Entries taken from a collection
---*---

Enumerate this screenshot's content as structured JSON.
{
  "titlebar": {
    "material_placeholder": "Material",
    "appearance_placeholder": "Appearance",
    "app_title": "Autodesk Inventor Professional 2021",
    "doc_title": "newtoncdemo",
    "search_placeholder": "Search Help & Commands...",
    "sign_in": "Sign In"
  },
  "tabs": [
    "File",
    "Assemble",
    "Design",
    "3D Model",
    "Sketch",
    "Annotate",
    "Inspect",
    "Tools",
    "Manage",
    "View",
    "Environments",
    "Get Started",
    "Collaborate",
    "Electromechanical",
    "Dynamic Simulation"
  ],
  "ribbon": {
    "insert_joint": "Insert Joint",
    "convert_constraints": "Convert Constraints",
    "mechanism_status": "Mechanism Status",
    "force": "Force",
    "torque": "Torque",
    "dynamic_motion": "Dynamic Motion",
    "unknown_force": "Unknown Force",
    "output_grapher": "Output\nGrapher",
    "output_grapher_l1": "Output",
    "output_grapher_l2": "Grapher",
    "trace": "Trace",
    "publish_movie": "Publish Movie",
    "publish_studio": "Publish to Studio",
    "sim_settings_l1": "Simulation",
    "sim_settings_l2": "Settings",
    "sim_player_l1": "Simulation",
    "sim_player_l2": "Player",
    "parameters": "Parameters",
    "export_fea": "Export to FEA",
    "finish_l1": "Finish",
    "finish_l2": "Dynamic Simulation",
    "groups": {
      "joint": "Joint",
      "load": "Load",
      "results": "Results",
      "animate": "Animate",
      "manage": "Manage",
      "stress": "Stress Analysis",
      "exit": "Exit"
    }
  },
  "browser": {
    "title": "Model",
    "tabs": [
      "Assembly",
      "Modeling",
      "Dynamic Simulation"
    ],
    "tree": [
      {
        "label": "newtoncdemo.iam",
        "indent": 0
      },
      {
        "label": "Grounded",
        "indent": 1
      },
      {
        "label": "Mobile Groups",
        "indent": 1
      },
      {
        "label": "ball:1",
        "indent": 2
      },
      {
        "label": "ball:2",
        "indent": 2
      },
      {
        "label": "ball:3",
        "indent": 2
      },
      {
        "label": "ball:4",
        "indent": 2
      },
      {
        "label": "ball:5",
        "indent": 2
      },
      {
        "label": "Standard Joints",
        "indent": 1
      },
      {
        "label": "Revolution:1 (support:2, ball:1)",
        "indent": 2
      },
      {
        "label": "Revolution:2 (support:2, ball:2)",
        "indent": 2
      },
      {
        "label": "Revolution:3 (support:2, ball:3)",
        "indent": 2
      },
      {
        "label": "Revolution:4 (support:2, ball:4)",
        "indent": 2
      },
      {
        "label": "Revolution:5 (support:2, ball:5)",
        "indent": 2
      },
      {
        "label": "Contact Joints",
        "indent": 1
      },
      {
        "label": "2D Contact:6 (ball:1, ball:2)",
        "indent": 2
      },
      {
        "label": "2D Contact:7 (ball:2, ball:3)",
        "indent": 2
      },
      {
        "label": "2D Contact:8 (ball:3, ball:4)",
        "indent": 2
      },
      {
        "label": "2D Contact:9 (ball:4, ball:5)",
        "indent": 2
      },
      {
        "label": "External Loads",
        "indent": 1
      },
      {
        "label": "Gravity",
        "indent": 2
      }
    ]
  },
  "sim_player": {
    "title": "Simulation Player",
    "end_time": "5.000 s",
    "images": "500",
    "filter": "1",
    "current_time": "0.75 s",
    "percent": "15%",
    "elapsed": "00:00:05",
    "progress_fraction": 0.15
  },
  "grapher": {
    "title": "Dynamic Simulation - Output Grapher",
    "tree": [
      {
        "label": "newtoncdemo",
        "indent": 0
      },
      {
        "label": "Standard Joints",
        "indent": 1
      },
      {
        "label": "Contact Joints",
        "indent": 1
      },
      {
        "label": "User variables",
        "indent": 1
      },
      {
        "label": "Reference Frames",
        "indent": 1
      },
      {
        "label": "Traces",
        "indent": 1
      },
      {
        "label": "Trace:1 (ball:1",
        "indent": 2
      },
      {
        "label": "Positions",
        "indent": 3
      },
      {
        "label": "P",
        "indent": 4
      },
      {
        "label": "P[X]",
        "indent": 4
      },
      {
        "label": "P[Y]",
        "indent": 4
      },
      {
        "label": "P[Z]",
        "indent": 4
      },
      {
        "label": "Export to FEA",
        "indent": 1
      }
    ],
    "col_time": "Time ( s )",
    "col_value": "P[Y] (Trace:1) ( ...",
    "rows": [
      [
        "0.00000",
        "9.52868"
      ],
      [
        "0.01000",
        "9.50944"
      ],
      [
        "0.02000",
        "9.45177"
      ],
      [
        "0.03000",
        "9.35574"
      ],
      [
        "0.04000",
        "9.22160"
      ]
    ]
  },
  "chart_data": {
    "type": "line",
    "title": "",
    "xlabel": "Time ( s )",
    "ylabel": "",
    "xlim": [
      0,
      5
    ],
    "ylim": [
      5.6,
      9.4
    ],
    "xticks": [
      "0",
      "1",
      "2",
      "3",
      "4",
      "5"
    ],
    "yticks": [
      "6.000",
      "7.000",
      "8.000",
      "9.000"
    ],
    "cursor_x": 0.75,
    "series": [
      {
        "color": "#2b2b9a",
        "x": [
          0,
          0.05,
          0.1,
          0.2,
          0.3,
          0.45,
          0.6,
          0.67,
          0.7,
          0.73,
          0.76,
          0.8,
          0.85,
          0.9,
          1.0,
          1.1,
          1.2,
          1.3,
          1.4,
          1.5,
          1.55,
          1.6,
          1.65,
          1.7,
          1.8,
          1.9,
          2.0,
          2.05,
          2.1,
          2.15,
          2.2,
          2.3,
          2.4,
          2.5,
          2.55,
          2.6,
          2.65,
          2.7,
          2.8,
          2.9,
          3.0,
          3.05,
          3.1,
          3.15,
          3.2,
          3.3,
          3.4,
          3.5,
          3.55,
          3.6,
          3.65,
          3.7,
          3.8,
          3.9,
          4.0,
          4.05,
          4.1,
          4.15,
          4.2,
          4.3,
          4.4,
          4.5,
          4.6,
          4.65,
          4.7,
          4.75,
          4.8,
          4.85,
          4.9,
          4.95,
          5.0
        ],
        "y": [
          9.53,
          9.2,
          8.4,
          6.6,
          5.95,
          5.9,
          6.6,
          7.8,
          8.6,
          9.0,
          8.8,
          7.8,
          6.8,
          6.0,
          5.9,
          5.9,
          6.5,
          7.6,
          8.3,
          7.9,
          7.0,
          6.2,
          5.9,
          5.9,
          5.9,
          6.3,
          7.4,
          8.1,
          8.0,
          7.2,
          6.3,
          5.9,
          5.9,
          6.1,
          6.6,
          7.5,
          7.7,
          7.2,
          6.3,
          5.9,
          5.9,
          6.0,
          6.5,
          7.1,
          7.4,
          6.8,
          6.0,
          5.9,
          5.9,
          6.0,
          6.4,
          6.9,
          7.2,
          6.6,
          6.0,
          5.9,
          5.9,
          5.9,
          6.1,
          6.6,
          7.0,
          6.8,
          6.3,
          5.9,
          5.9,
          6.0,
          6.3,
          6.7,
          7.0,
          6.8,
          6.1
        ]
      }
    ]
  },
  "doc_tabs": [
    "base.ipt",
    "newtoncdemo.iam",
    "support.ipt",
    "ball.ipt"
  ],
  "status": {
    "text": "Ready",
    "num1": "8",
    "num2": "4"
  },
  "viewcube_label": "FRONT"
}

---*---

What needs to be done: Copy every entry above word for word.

Answer to the exercise:
Enumerate this screenshot's content as structured JSON.
{
  "titlebar": {
    "material_placeholder": "Material",
    "appearance_placeholder": "Appearance",
    "app_title": "Autodesk Inventor Professional 2021",
    "doc_title": "newtoncdemo",
    "search_placeholder": "Search Help & Commands...",
    "sign_in": "Sign In"
  },
  "tabs": [
    "File",
    "Assemble",
    "Design",
    "3D Model",
    "Sketch",
    "Annotate",
    "Inspect",
    "Tools",
    "Manage",
    "View",
    "Environments",
    "Get Started",
    "Collaborate",
    "Electromechanical",
    "Dynamic Simulation"
  ],
  "ribbon": {
    "insert_joint": "Insert Joint",
    "convert_constraints": "Convert Constraints",
    "mechanism_status": "Mechanism Status",
    "force": "Force",
    "torque": "Torque",
    "dynamic_motion": "Dynamic Motion",
    "unknown_force": "Unknown Force",
    "output_grapher": "Output\nGrapher",
    "output_grapher_l1": "Output",
    "output_grapher_l2": "Grapher",
    "trace": "Trace",
    "publish_movie": "Publish Movie",
    "publish_studio": "Publish to Studio",
    "sim_settings_l1": "Simulation",
    "sim_settings_l2": "Settings",
    "sim_player_l1": "Simulation",
    "sim_player_l2": "Player",
    "parameters": "Parameters",
    "export_fea": "Export to FEA",
    "finish_l1": "Finish",
    "finish_l2": "Dynamic Simulation",
    "groups": {
      "joint": "Joint",
      "load": "Load",
      "results": "Results",
      "animate": "Animate",
      "manage": "Manage",
      "stress": "Stress Analysis",
      "exit": "Exit"
    }
  },
  "browser": {
    "title": "Model",
    "tabs": [
      "Assembly",
      "Modeling",
      "Dynamic Simulation"
    ],
    "tree": [
      {
        "label": "newtoncdemo.iam",
        "indent": 0
      },
      {
        "label": "Grounded",
        "indent": 1
      },
      {
        "label": "Mobile Groups",
        "indent": 1
      },
      {
        "label": "ball:1",
        "indent": 2
      },
      {
        "label": "ball:2",
        "indent": 2
      },
      {
        "label": "ball:3",
        "indent": 2
      },
      {
        "label": "ball:4",
        "indent": 2
      },
      {
        "label": "ball:5",
        "indent": 2
      },
      {
        "label": "Standard Joints",
        "indent": 1
      },
      {
        "label": "Revolution:1 (support:2, ball:1)",
        "indent": 2
      },
      {
        "label": "Revolution:2 (support:2, ball:2)",
        "indent": 2
      },
      {
        "label": "Revolution:3 (support:2, ball:3)",
        "indent": 2
      },
      {
        "label": "Revolution:4 (support:2, ball:4)",
        "indent": 2
      },
      {
        "label": "Revolution:5 (support:2, ball:5)",
        "indent": 2
      },
      {
        "label": "Contact Joints",
        "indent": 1
      },
      {
        "label": "2D Contact:6 (ball:1, ball:2)",
        "indent": 2
      },
      {
        "label": "2D Contact:7 (ball:2, ball:3)",
        "indent": 2
      },
      {
        "label": "2D Contact:8 (ball:3, ball:4)",
        "indent": 2
      },
      {
        "label": "2D Contact:9 (ball:4, ball:5)",
        "indent": 2
      },
      {
        "label": "External Loads",
        "indent": 1
      },
      {
        "label": "Gravity",
        "indent": 2
      }
    ]
  },
  "sim_player": {
    "title": "Simulation Player",
    "end_time": "5.000 s",
    "images": "500",
    "filter": "1",
    "current_time": "0.75 s",
    "percent": "15%",
    "elapsed": "00:00:05",
    "progress_fraction": 0.15
  },
  "grapher": {
    "title": "Dynamic Simulation - Output Grapher",
    "tree": [
      {
        "label": "newtoncdemo",
        "indent": 0
      },
      {
        "label": "Standard Joints",
        "indent": 1
      },
      {
        "label": "Contact Joints",
        "indent": 1
      },
      {
        "label": "User variables",
        "indent": 1
      },
      {
        "label": "Reference Frames",
        "indent": 1
      },
      {
        "label": "Traces",
        "indent": 1
      },
      {
        "label": "Trace:1 (ball:1",
        "indent": 2
      },
      {
        "label": "Positions",
        "indent": 3
      },
      {
        "label": "P",
        "indent": 4
      },
      {
        "label": "P[X]",
        "indent": 4
      },
      {
        "label": "P[Y]",
        "indent": 4
      },
      {
        "label": "P[Z]",
        "indent": 4
      },
      {
        "label": "Export to FEA",
        "indent": 1
      }
    ],
    "col_time": "Time ( s )",
    "col_value": "P[Y] (Trace:1) ( ...",
    "rows": [
      [
        "0.00000",
        "9.52868"
      ],
      [
        "0.01000",
        "9.50944"
      ],
      [
        "0.02000",
        "9.45177"
      ],
      [
        "0.03000",
        "9.35574"
      ],
      [
        "0.04000",
        "9.22160"
      ]
    ]
  },
  "chart_data": {
    "type": "line",
    "title": "",
    "xlabel": "Time ( s )",
    "ylabel": "",
    "xlim": [
      0,
      5
    ],
    "ylim": [
      5.6,
      9.4
    ],
    "xticks": [
      "0",
      "1",
      "2",
      "3",
      "4",
      "5"
    ],
    "yticks": [
      "6.000",
      "7.000",
      "8.000",
      "9.000"
    ],
    "cursor_x": 0.75,
    "series": [
      {
        "color": "#2b2b9a",
        "x": [
          0,
          0.05,
          0.1,
          0.2,
          0.3,
          0.45,
          0.6,
          0.67,
          0.7,
          0.73,
          0.76,
          0.8,
          0.85,
          0.9,
          1.0,
          1.1,
          1.2,
          1.3,
          1.4,
          1.5,
          1.55,
          1.6,
          1.65,
          1.7,
          1.8,
          1.9,
          2.0,
          2.05,
          2.1,
          2.15,
          2.2,
          2.3,
          2.4,
          2.5,
          2.55,
          2.6,
          2.65,
          2.7,
          2.8,
          2.9,
          3.0,
          3.05,
          3.1,
          3.15,
          3.2,
          3.3,
          3.4,
          3.5,
          3.55,
          3.6,
          3.65,
          3.7,
          3.8,
          3.9,
          4.0,
          4.05,
          4.1,
          4.15,
          4.2,
          4.3,
          4.4,
          4.5,
          4.6,
          4.65,
          4.7,
          4.75,
          4.8,
          4.85,
          4.9,
          4.95,
          5.0
        ],
        "y": [
          9.53,
          9.2,
          8.4,
          6.6,
          5.95,
          5.9,
          6.6,
          7.8,
          8.6,
          9.0,
          8.8,
          7.8,
          6.8,
          6.0,
          5.9,
          5.9,
          6.5,
          7.6,
          8.3,
          7.9,
          7.0,
          6.2,
          5.9,
          5.9,
          5.9,
          6.3,
          7.4,
          8.1,
          8.0,
          7.2,
          6.3,
          5.9,
          5.9,
          6.1,
          6.6,
          7.5,
          7.7,
          7.2,
          6.3,
          5.9,
          5.9,
          6.0,
          6.5,
          7.1,
          7.4,
          6.8,
          6.0,
          5.9,
          5.9,
          6.0,
          6.4,
          6.9,
          7.2,
          6.6,
          6.0,
          5.9,
          5.9,
          5.9,
          6.1,
          6.6,
          7.0,
          6.8,
          6.3,
          5.9,
          5.9,
          6.0,
          6.3,
          6.7,
          7.0,
          6.8,
          6.1
        ]
      }
    ]
  },
  "doc_tabs": [
    "base.ipt",
    "newtoncdemo.iam",
    "support.ipt",
    "ball.ipt"
  ],
  "status": {
    "text": "Ready",
    "num1": "8",
    "num2": "4"
  },
  "viewcube_label": "FRONT"
}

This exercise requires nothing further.